Megalim Solar Power announced that it had received funding from the European Investment Bank and Hapoalim Bank, to build and operate the solar power plant of Ashelim Israel.
This new step follows the signing of a power purchase agreement between Megalim and the State of Israel in November 2013. It will allow the start of construction of Ashelim, involving nearly 1,000 people, which should be completed in early 2017.
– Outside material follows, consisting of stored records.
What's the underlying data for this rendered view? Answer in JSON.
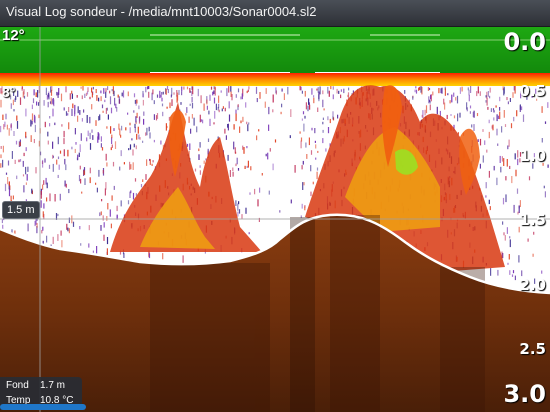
{
  "window": {
    "title": "Visual Log sondeur - /media/mnt10003/Sonar0004.sl2"
  },
  "overlay": {
    "surface_temp": "12°",
    "water_temp_marker": "8°",
    "cursor_depth": "1.5 m",
    "bottom_info": {
      "depth_label": "Fond",
      "depth_value": "1.7  m",
      "temp_label": "Temp",
      "temp_value": "10.8 °C"
    }
  },
  "depth_scale": {
    "labels": [
      "0.0",
      "0.5",
      "1.0",
      "1.5",
      "2.0",
      "2.5",
      "3.0"
    ]
  },
  "colors": {
    "surface_band": "#16a00e",
    "bottom_line": "#ffffff",
    "sediment": "#8a3d10",
    "fish_arch": "#e03010",
    "scatter_dots": "#6a2ca8",
    "cursor_line": "#a0a0a0",
    "scrollbar": "#1f77c9"
  }
}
This project is to converge the experience Alstom to supply turnkey power plants and major power generation equipment such as steam turbines and solar boilers, solar technology fields BrightSource. Thus, under this contract, Alstom will provide engineering, procurement and construction of the plant and provide all operating and maintenance services over a period of about 25 years. For its part, BrightSource equip Ashelim optical devices and concentration of heliostats fields.
“This project marks a new milestone in our partnership with BrightSource and our first joint success on the market of solar thermal energy. It opens the way to providing a cost effective and reliable carbon-free electricity to our customers,” said Jerome Pécresse, President of Alstom Renewable Power. “This reinforces Alstom’s position in the solar thermal field in which the desert and the sun can contribute to sustainable growth.”
“The use of proprietary technology on the BrightSource site Eshelim reflects the growing interest of international markets for clean, reliable and competitive in terms of pricing power and the continuing evolution of the strategy in BrightSource technology, “said David Ramm, CEO of BrightSource. “BrightSource is a global provider of technological solutions in the field of solar towers. It is perfectly positioned to meet the growing demand for renewable energy from the government and power companies in the world. This hopefully, the first of a long series of strategic partnerships with Alstom designed to leverage the expertise of both companies. ”
Eshelim use technology solar tower concentrating BrightSource, similar to that used on the Ivanpah project in Southern California. More than 50,000 heliostats or mirrors, controlled by computer, follow the sun in two axes and reflect sunlight to a boiler at the top of a tower 240 meters. The concentrated sunlight heats water and generates superheated steam, when that beat of the boiler pipes. This high temperature steam is then extracted from the boiler and fed to a conventional turbine to produce electricity.
Located on a plot of 3.15 km ² in the Negev desert, solar plant Eshelim, with a capacity of 121 MW, will produce enough electricity to meet the needs of over 120,000 homes.
“It is an honor to participate in the project Megalim and provide further support to the development of the southern region of Israel and renewable energy in the country,” commented Ran Shelach and Gil-ad Boshwitz, managing partners of NOY Fund. “This investment has a strategic importance in the energy portfolio of the Fund believes that the capacity of its partners will consider making strategic partners for other future investments in Israel and abroad.”